TV pros plan MySpace show
The Emmy-winning creators of “My So-Called Life” and “thirtysomething” are two of the biggest television names so far to unveil ambitious stand-alone projects for the Web.
Marshall Herskovitz and Edward Zwick said Wednesday that they would produce 36 eight-minute episodes of a series called “quarterlife” that will debut Nov. 11 on MySpaceTV.com, the social-networking site MySpace’s growing video page.
Herskovitz said the series would cost significantly more than any other Web effort to date but would not disclose details. The previous record might have been set last month, when a team of studio executives said they would spend $3 million on “Afterworld,” a Web series in the U.S. that is being distributed on cable TV and mobile phones abroad.

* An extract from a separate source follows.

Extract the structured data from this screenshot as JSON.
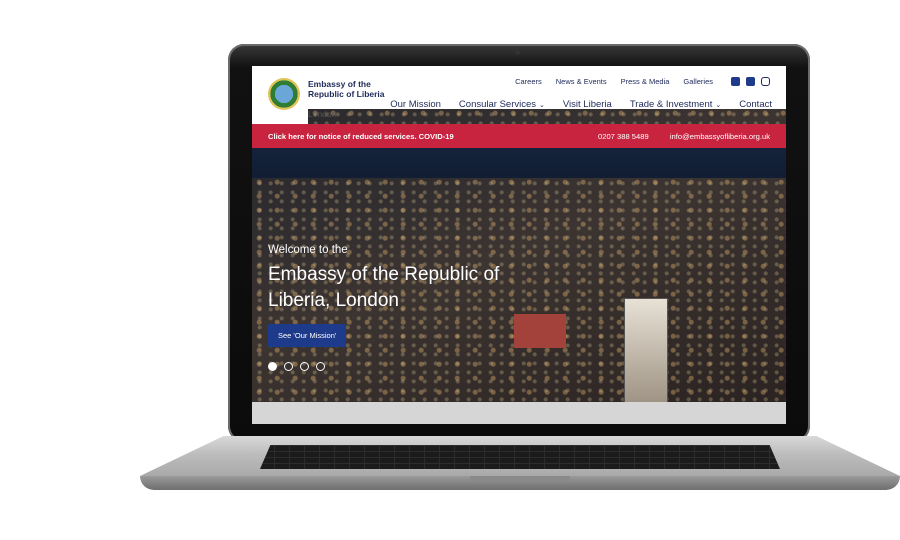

“We’ve taken 20 years of experience in making TV and said, ‘What is the minimum requirement to create something that doesn’t compromise in terms of quality?’ ” Herskovitz said.

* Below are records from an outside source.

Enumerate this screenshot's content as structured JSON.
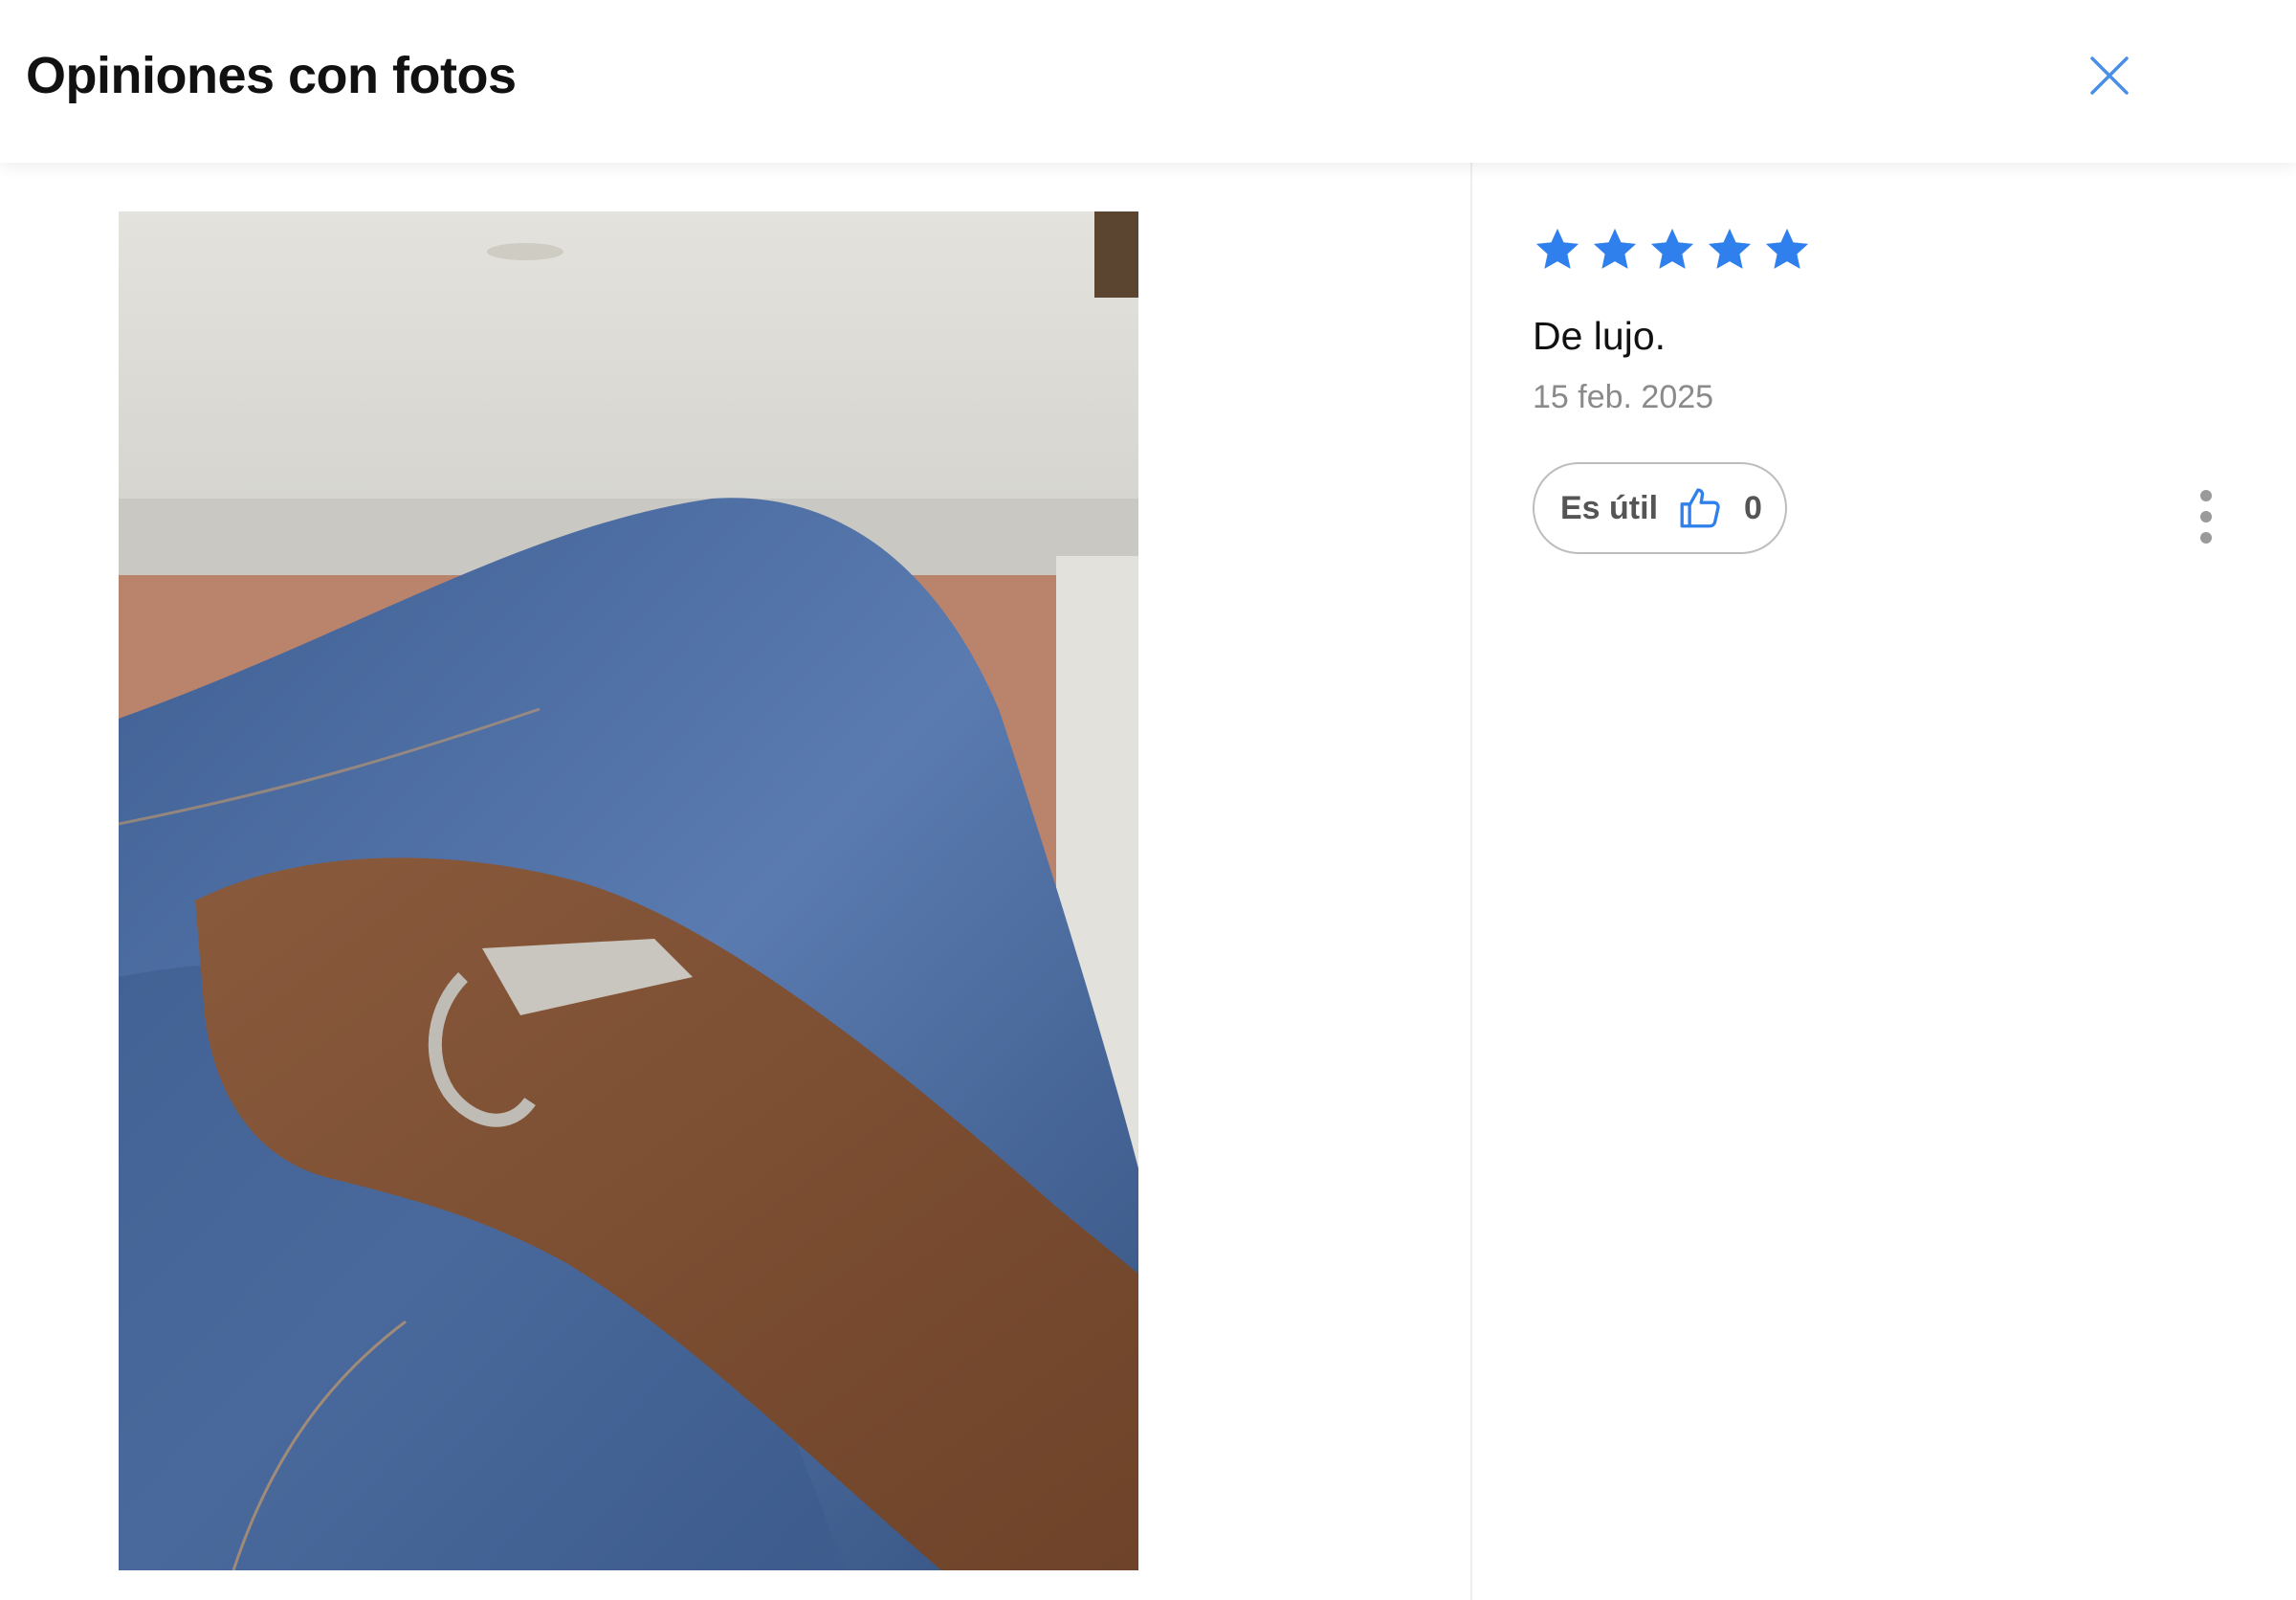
{
  "header": {
    "title": "Opiniones con fotos",
    "close_icon": "close-icon"
  },
  "photo": {
    "description_icon": "review-photo"
  },
  "review": {
    "rating": 5,
    "rating_max": 5,
    "star_color": "#2f80ed",
    "title": "De lujo.",
    "date": "15 feb. 2025",
    "helpful": {
      "label": "Es útil",
      "icon": "thumbs-up-icon",
      "count": "0"
    },
    "more_icon": "more-vertical-icon"
  },
  "colors": {
    "accent": "#2f80ed",
    "muted_text": "#8a8a8a",
    "border": "#bdbdbd"
  }
}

The series revolves around six creative people in their 20s, with a plot that includes an “overly truthful” video blog.
The venture is still something of a gamble. In its first three weeks on MySpace, the 130-episode “Afterworld” hasn’t caught on as much as “Prom Queen,” which is produced by former Walt Disney Co. Chief Executive Michael Eisner’s Tornante Co.

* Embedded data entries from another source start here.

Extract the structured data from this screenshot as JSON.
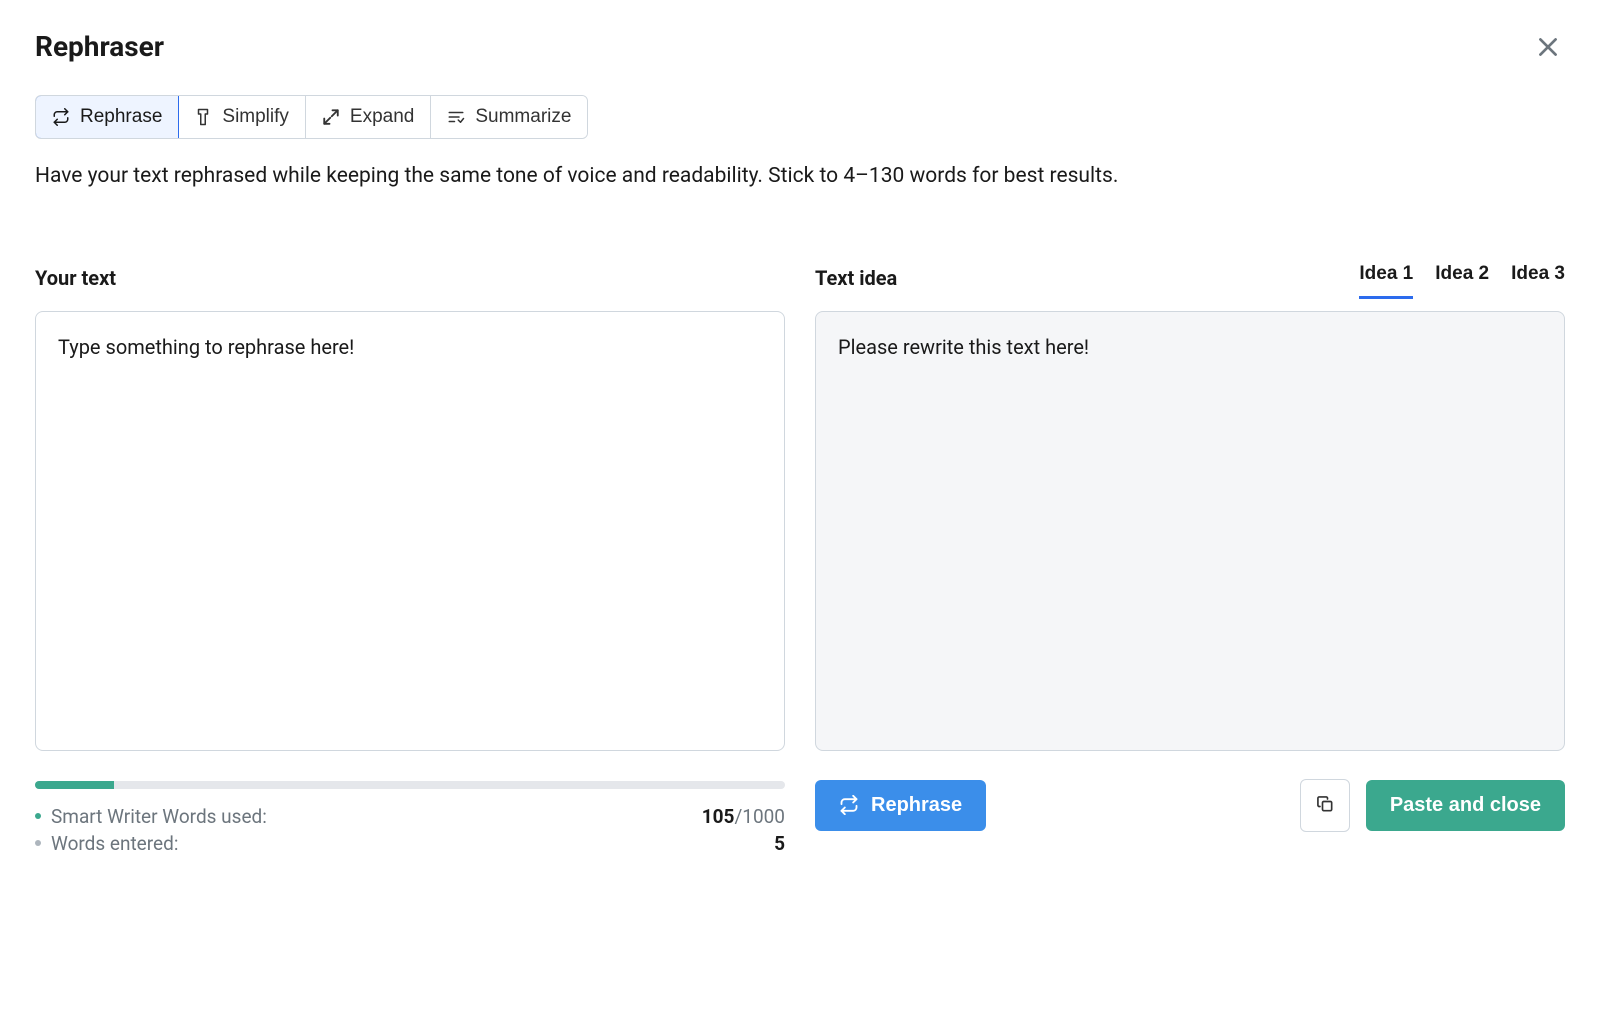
{
  "title": "Rephraser",
  "tabs": {
    "rephrase": "Rephrase",
    "simplify": "Simplify",
    "expand": "Expand",
    "summarize": "Summarize"
  },
  "description": "Have your text rephrased while keeping the same tone of voice and readability. Stick to 4–130 words for best results.",
  "left": {
    "title": "Your text",
    "placeholder": "Type something to rephrase here!",
    "value": "Type something to rephrase here!"
  },
  "right": {
    "title": "Text idea",
    "idea_tabs": [
      "Idea 1",
      "Idea 2",
      "Idea 3"
    ],
    "output": "Please rewrite this text here!"
  },
  "stats": {
    "words_used_label": "Smart Writer Words used:",
    "words_used_value": "105",
    "words_used_total": "/1000",
    "words_entered_label": "Words entered:",
    "words_entered_value": "5"
  },
  "actions": {
    "rephrase": "Rephrase",
    "paste_close": "Paste and close"
  }
}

“If you create something cheaply enough, it’s easy to make money,” said Josh Bernoff, new-media analyst for Forrester Research. “But if you’re going to start putting in acting talent and professional cinematographers, it’s going to have to be pretty darn popular.”
Like “Prom Queen” and “Afterworld,” “quarterlife” will be available first on MySpace, which is owned by Rupert Murdoch’s News Corp. It will then try to draw people to a website named for the series.
Although such rival social networks as Facebook.com are adding features, No. 1 MySpace is trying to become more of an entertainment destination.
As broadband penetration grows, so does online video. Three out of every four U.S. Internet users watched some online clips in July, and they averaged three hours of viewing in the month, according to comScore Inc. Playing the most videos by far were Google Inc. sites including YouTube with 2.5 billion, followed by Yahoo Inc. with 390 million and MySpace parent and News Corp. unit Fox Interactive Media Inc. with 298 million.
Episodes of “Prom Queen” have drawn more than 8 million views. “Afterworld” has yet to crack 500,000 views on MySpace, though early episodes on YouTube drew as many as 1 million. The first “Afterworld” episode has been shown more than 90,000 times on MySpace, but some other episodes have been seen fewer than 8,000 times.
Both of the other high-profile series have episodes around three minutes long, which is far more typical than the eight minutes planned for “quarterlife.”
Herskovitz said his series started out as a pilot for ABC that wasn’t picked up. Eight minutes is a typical TV span between commercials, and Herskovitz said he still thought in terms of hour-long segments.
“Afterworld” producer Stan Rogow, a former executive producer of the hit Disney series “Lizzie McGuire,” warned that creating for the Web is “much harder” than he anticipated. The success that has come so far, Rogow said, is because the team crafts “each episode with a beginning, middle and end. We did not take a preexisting script and cut it up into eight-minute pieces.”
“Afterworld” has yet to pick up any sponsors, making the foreign rights essential to the budget. Without a similar deal for “quarterlife,” finding advertisers will be crucial. Assuming some buy short commercials before each episode begins, Bernoff said, the segments might need 15,000 viewers to break even.
“What’s interesting here is the level of talent that’s being applied,” Bernoff said. “The problem is, it’s easy to have a one-hit wonder. For this really to succeed, it has to be a channel you tune into on a regular basis.”
Must-read stories from the L.A. Times
Get the day's top news with our Today's Headlines newsletter, sent every weekday morning.
You may occasionally receive promotional content from the Los Angeles Times.